:: Task requirements ::
Extract each line holding the word "handle" from the entries.
==== Task material
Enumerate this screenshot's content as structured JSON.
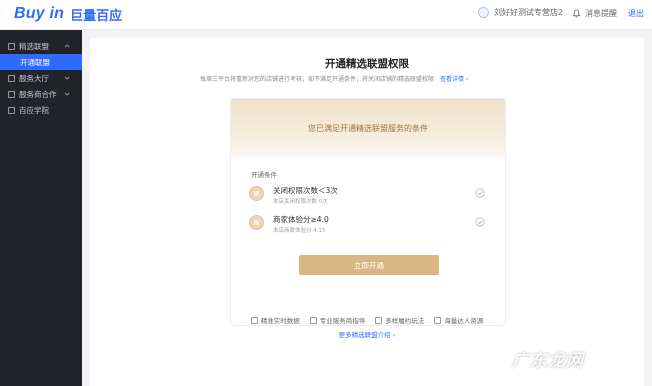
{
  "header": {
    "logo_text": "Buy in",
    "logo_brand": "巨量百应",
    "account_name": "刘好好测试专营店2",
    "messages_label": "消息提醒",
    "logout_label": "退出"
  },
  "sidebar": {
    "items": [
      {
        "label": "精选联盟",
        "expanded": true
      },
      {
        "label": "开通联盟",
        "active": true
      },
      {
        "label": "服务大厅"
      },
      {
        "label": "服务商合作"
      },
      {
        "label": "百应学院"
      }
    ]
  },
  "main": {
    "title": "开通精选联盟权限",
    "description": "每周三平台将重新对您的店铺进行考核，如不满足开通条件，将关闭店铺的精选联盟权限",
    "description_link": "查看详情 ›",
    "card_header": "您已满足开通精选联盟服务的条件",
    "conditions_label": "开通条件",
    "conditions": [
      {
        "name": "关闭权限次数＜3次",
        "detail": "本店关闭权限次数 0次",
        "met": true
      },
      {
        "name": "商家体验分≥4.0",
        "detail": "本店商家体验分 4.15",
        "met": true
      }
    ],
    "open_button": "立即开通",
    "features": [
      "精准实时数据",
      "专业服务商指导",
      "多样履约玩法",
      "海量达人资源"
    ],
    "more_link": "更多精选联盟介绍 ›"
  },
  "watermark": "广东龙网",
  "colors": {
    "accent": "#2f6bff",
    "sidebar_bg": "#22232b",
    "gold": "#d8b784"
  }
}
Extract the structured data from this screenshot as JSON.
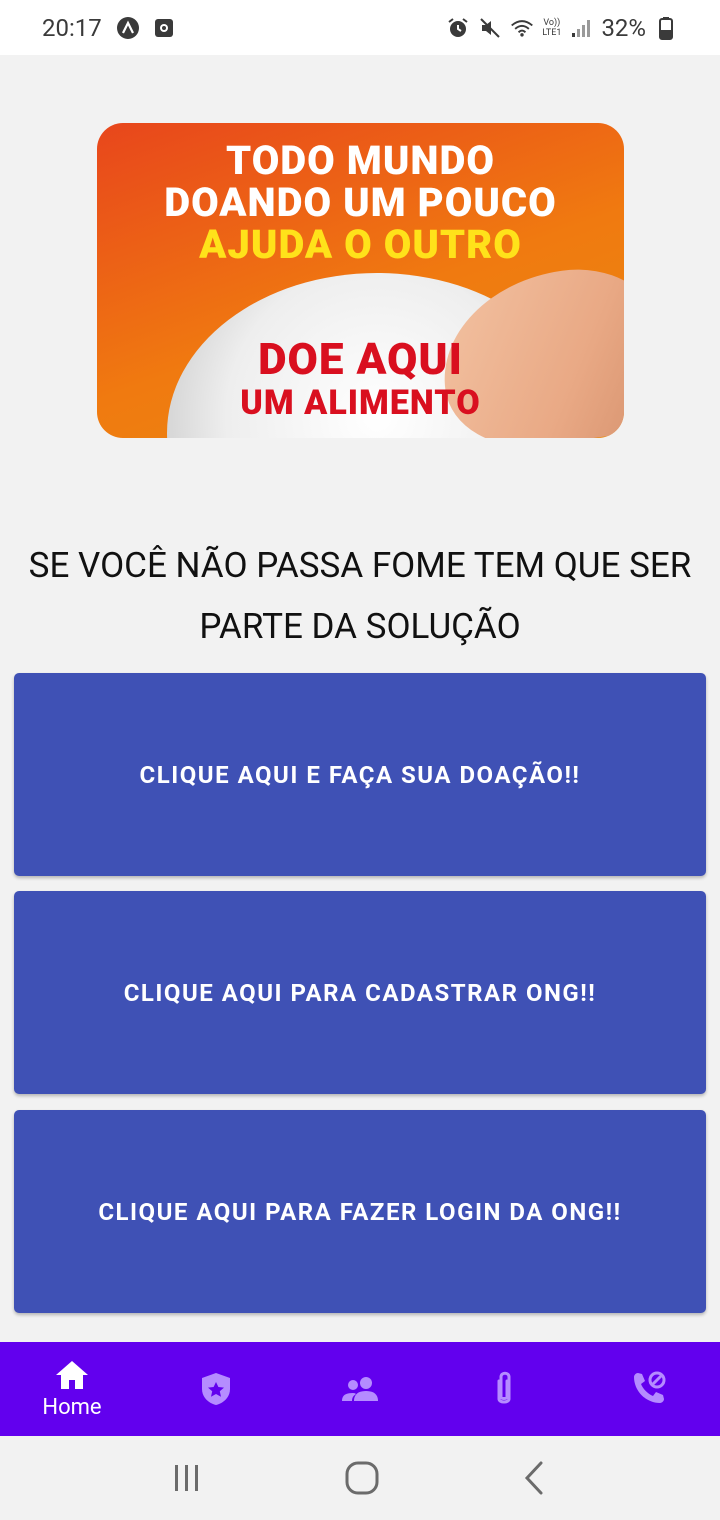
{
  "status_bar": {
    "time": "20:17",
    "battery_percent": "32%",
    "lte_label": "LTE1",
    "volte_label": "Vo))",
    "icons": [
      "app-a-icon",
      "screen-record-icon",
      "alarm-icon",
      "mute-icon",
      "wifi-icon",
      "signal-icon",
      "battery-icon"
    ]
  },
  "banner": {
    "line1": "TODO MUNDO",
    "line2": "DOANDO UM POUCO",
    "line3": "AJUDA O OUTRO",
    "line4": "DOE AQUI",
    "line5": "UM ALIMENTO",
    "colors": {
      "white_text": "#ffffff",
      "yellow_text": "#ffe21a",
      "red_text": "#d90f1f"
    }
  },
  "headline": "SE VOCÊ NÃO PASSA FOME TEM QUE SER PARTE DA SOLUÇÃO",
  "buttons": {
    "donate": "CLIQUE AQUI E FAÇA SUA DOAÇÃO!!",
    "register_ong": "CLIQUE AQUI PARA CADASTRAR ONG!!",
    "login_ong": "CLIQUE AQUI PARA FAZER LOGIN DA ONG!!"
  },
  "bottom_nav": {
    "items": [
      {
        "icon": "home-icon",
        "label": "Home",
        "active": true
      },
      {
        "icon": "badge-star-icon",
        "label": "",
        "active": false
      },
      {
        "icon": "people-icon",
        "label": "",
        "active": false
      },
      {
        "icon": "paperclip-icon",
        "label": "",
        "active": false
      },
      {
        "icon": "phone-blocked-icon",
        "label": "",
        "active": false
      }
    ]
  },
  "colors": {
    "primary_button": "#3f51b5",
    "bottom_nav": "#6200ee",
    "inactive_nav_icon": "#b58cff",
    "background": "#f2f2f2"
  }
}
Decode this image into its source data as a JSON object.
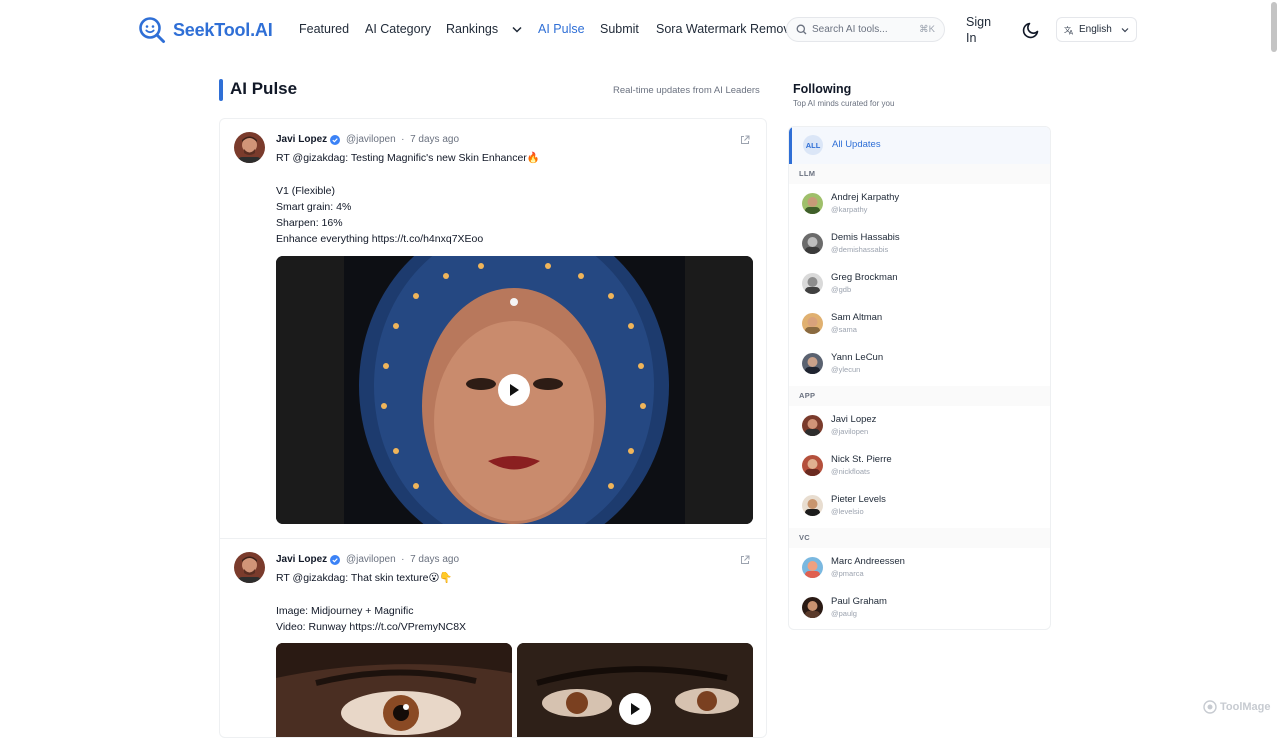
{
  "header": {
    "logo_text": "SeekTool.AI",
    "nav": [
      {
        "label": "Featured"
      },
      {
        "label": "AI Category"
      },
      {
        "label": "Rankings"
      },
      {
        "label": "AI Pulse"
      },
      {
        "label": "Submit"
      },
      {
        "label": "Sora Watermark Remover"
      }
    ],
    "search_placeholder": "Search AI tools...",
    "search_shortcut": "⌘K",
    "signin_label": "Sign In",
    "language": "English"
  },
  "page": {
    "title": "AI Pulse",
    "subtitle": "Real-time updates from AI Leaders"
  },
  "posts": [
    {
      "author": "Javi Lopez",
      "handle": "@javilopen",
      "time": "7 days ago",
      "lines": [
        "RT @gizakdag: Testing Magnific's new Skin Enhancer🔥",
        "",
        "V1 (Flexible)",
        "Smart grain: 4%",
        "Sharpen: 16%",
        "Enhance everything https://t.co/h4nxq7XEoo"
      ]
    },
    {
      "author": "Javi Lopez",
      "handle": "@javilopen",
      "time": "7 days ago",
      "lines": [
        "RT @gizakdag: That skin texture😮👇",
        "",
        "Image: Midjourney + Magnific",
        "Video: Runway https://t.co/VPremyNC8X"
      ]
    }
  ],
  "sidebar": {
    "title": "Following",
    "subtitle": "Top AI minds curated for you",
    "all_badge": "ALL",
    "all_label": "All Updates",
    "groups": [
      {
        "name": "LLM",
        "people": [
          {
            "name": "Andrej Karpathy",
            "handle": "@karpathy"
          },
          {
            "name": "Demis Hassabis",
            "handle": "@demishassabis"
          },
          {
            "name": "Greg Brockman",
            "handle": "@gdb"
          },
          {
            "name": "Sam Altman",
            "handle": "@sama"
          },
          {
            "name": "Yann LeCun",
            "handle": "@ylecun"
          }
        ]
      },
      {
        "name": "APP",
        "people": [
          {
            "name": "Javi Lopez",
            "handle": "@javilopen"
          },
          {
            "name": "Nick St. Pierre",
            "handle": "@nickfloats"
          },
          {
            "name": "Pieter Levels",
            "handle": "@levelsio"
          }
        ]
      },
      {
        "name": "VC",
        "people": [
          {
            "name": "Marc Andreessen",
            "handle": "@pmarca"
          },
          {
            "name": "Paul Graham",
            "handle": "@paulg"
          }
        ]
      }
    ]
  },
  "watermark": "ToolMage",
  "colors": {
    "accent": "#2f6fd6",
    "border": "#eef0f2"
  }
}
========
:: Solution to this exercise ::
      "handle": "@javilopen",
      "handle": "@javilopen",
            "handle": "@karpathy"
            "handle": "@demishassabis"
            "handle": "@gdb"
            "handle": "@sama"
            "handle": "@ylecun"
            "handle": "@javilopen"
            "handle": "@nickfloats"
            "handle": "@levelsio"
            "handle": "@pmarca"
            "handle": "@paulg"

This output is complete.